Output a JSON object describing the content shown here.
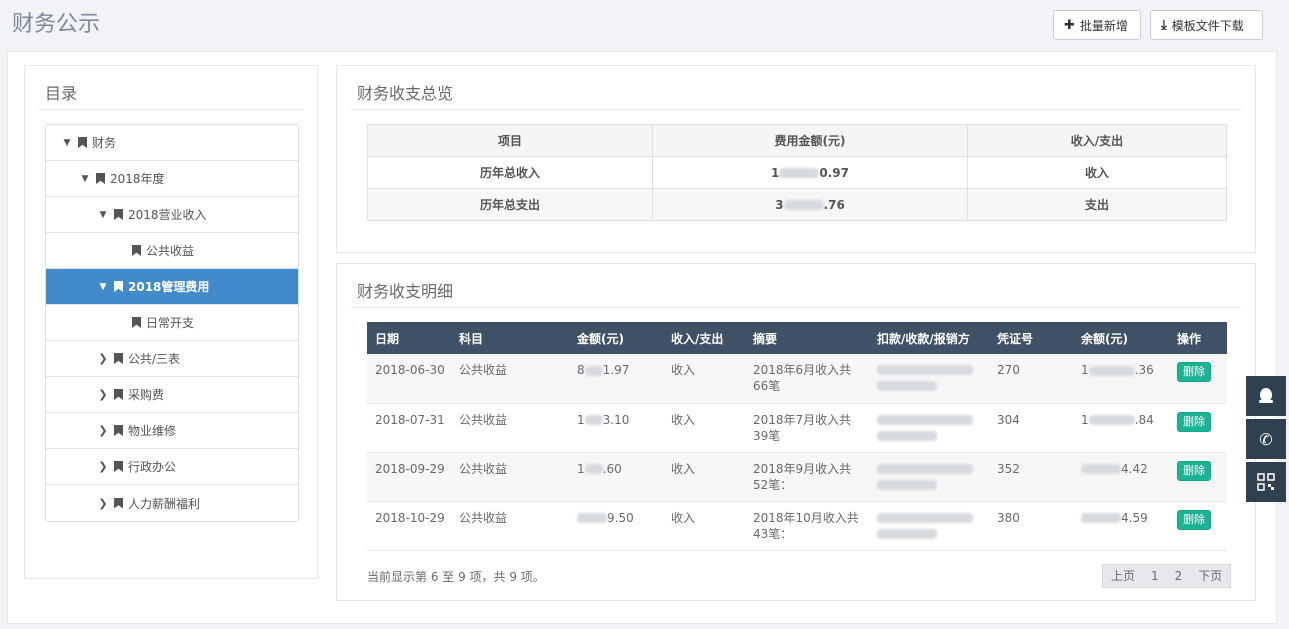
{
  "page": {
    "title": "财务公示"
  },
  "toolbar": {
    "batch_add_label": "批量新增",
    "template_download_label": "模板文件下载"
  },
  "catalog": {
    "title": "目录",
    "nodes": [
      {
        "label": "财务",
        "level": 0,
        "expanded": true
      },
      {
        "label": "2018年度",
        "level": 1,
        "expanded": true
      },
      {
        "label": "2018营业收入",
        "level": 2,
        "expanded": true
      },
      {
        "label": "公共收益",
        "level": 3,
        "expanded": null
      },
      {
        "label": "2018管理费用",
        "level": 2,
        "expanded": true,
        "active": true
      },
      {
        "label": "日常开支",
        "level": 3,
        "expanded": null
      },
      {
        "label": "公共/三表",
        "level": 2,
        "expanded": false
      },
      {
        "label": "采购费",
        "level": 2,
        "expanded": false
      },
      {
        "label": "物业维修",
        "level": 2,
        "expanded": false
      },
      {
        "label": "行政办公",
        "level": 2,
        "expanded": false
      },
      {
        "label": "人力薪酬福利",
        "level": 2,
        "expanded": false
      }
    ]
  },
  "summary": {
    "title": "财务收支总览",
    "headers": [
      "项目",
      "费用金额(元)",
      "收入/支出"
    ],
    "rows": [
      {
        "item": "历年总收入",
        "amount_prefix": "1",
        "amount_suffix": "0.97",
        "type": "收入"
      },
      {
        "item": "历年总支出",
        "amount_prefix": "3",
        "amount_suffix": ".76",
        "type": "支出"
      }
    ]
  },
  "detail": {
    "title": "财务收支明细",
    "headers": [
      "日期",
      "科目",
      "金额(元)",
      "收入/支出",
      "摘要",
      "扣款/收款/报销方",
      "凭证号",
      "余额(元)",
      "操作"
    ],
    "rows": [
      {
        "date": "2018-06-30",
        "subject": "公共收益",
        "amount_prefix": "8",
        "amount_suffix": "1.97",
        "type": "收入",
        "summary": "2018年6月收入共66笔",
        "voucher": "270",
        "balance_prefix": "1",
        "balance_suffix": ".36",
        "action": "删除"
      },
      {
        "date": "2018-07-31",
        "subject": "公共收益",
        "amount_prefix": "1",
        "amount_suffix": "3.10",
        "type": "收入",
        "summary": "2018年7月收入共39笔",
        "voucher": "304",
        "balance_prefix": "1",
        "balance_suffix": ".84",
        "action": "删除"
      },
      {
        "date": "2018-09-29",
        "subject": "公共收益",
        "amount_prefix": "1",
        "amount_suffix": ".60",
        "type": "收入",
        "summary": "2018年9月收入共52笔：",
        "voucher": "352",
        "balance_prefix": "",
        "balance_suffix": "4.42",
        "action": "删除"
      },
      {
        "date": "2018-10-29",
        "subject": "公共收益",
        "amount_prefix": "",
        "amount_suffix": "9.50",
        "type": "收入",
        "summary": "2018年10月收入共43笔：",
        "voucher": "380",
        "balance_prefix": "",
        "balance_suffix": "4.59",
        "action": "删除"
      }
    ],
    "pager_info": "当前显示第 6 至 9 项，共 9 项。",
    "pager": {
      "prev": "上页",
      "pages": [
        "1",
        "2"
      ],
      "next": "下页"
    }
  },
  "float_buttons": [
    "qq-icon",
    "phone-icon",
    "qrcode-icon"
  ]
}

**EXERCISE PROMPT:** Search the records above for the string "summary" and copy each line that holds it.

**YOUR SOLUTION:**
  "summary": {
        "summary": "2018年6月收入共66笔",
        "summary": "2018年7月收入共39笔",
        "summary": "2018年9月收入共52笔：",
        "summary": "2018年10月收入共43笔：",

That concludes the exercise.